• _Description of the task_
Once you have read the entries, copy all of them exactly.

• _Data records_
----------

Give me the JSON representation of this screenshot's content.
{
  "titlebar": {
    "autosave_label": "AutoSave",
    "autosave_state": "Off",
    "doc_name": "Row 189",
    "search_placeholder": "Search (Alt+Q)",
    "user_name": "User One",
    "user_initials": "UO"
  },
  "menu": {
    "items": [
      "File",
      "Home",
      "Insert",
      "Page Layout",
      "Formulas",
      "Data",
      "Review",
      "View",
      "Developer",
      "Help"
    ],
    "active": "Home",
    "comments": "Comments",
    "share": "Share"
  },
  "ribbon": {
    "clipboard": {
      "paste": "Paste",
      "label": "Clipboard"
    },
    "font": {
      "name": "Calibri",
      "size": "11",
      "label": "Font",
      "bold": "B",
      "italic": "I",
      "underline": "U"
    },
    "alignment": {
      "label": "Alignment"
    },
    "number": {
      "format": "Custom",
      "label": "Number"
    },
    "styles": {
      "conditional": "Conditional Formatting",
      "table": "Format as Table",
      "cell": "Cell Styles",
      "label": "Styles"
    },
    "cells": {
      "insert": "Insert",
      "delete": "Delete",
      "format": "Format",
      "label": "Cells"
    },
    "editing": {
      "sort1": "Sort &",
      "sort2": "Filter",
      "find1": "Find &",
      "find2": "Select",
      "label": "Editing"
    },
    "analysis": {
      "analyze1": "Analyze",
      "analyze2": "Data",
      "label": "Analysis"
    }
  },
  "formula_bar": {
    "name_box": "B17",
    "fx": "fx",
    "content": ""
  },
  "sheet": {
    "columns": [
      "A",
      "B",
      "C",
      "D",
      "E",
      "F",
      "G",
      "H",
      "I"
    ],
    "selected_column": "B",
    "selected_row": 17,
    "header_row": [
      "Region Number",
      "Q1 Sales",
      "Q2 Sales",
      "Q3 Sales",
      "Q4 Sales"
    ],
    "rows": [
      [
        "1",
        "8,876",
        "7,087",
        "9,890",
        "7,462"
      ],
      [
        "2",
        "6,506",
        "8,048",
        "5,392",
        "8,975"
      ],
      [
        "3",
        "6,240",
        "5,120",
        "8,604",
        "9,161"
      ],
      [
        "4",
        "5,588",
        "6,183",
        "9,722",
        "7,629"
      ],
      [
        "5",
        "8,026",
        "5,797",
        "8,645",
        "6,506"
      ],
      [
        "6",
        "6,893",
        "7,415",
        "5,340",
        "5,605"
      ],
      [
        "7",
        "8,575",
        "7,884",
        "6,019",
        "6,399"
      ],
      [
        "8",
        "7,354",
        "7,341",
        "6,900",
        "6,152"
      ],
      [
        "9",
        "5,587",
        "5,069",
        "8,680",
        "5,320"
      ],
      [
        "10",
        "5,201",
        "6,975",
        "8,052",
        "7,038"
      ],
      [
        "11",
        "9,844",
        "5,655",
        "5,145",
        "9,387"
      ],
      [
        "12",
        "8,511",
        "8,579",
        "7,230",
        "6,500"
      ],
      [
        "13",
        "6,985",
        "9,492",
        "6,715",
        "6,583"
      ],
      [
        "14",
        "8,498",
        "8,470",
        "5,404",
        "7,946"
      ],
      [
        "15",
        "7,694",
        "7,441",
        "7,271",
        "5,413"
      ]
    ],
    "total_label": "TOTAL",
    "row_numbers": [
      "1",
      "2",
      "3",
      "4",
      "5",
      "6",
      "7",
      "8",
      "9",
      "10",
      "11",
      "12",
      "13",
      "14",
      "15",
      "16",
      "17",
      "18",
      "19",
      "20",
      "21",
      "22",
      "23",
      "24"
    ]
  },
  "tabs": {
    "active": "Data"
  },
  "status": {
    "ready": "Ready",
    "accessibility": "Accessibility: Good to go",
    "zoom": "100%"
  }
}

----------

• _Response to this exercise_
Give me the JSON representation of this screenshot's content.
{
  "titlebar": {
    "autosave_label": "AutoSave",
    "autosave_state": "Off",
    "doc_name": "Row 189",
    "search_placeholder": "Search (Alt+Q)",
    "user_name": "User One",
    "user_initials": "UO"
  },
  "menu": {
    "items": [
      "File",
      "Home",
      "Insert",
      "Page Layout",
      "Formulas",
      "Data",
      "Review",
      "View",
      "Developer",
      "Help"
    ],
    "active": "Home",
    "comments": "Comments",
    "share": "Share"
  },
  "ribbon": {
    "clipboard": {
      "paste": "Paste",
      "label": "Clipboard"
    },
    "font": {
      "name": "Calibri",
      "size": "11",
      "label": "Font",
      "bold": "B",
      "italic": "I",
      "underline": "U"
    },
    "alignment": {
      "label": "Alignment"
    },
    "number": {
      "format": "Custom",
      "label": "Number"
    },
    "styles": {
      "conditional": "Conditional Formatting",
      "table": "Format as Table",
      "cell": "Cell Styles",
      "label": "Styles"
    },
    "cells": {
      "insert": "Insert",
      "delete": "Delete",
      "format": "Format",
      "label": "Cells"
    },
    "editing": {
      "sort1": "Sort &",
      "sort2": "Filter",
      "find1": "Find &",
      "find2": "Select",
      "label": "Editing"
    },
    "analysis": {
      "analyze1": "Analyze",
      "analyze2": "Data",
      "label": "Analysis"
    }
  },
  "formula_bar": {
    "name_box": "B17",
    "fx": "fx",
    "content": ""
  },
  "sheet": {
    "columns": [
      "A",
      "B",
      "C",
      "D",
      "E",
      "F",
      "G",
      "H",
      "I"
    ],
    "selected_column": "B",
    "selected_row": 17,
    "header_row": [
      "Region Number",
      "Q1 Sales",
      "Q2 Sales",
      "Q3 Sales",
      "Q4 Sales"
    ],
    "rows": [
      [
        "1",
        "8,876",
        "7,087",
        "9,890",
        "7,462"
      ],
      [
        "2",
        "6,506",
        "8,048",
        "5,392",
        "8,975"
      ],
      [
        "3",
        "6,240",
        "5,120",
        "8,604",
        "9,161"
      ],
      [
        "4",
        "5,588",
        "6,183",
        "9,722",
        "7,629"
      ],
      [
        "5",
        "8,026",
        "5,797",
        "8,645",
        "6,506"
      ],
      [
        "6",
        "6,893",
        "7,415",
        "5,340",
        "5,605"
      ],
      [
        "7",
        "8,575",
        "7,884",
        "6,019",
        "6,399"
      ],
      [
        "8",
        "7,354",
        "7,341",
        "6,900",
        "6,152"
      ],
      [
        "9",
        "5,587",
        "5,069",
        "8,680",
        "5,320"
      ],
      [
        "10",
        "5,201",
        "6,975",
        "8,052",
        "7,038"
      ],
      [
        "11",
        "9,844",
        "5,655",
        "5,145",
        "9,387"
      ],
      [
        "12",
        "8,511",
        "8,579",
        "7,230",
        "6,500"
      ],
      [
        "13",
        "6,985",
        "9,492",
        "6,715",
        "6,583"
      ],
      [
        "14",
        "8,498",
        "8,470",
        "5,404",
        "7,946"
      ],
      [
        "15",
        "7,694",
        "7,441",
        "7,271",
        "5,413"
      ]
    ],
    "total_label": "TOTAL",
    "row_numbers": [
      "1",
      "2",
      "3",
      "4",
      "5",
      "6",
      "7",
      "8",
      "9",
      "10",
      "11",
      "12",
      "13",
      "14",
      "15",
      "16",
      "17",
      "18",
      "19",
      "20",
      "21",
      "22",
      "23",
      "24"
    ]
  },
  "tabs": {
    "active": "Data"
  },
  "status": {
    "ready": "Ready",
    "accessibility": "Accessibility: Good to go",
    "zoom": "100%"
  }
}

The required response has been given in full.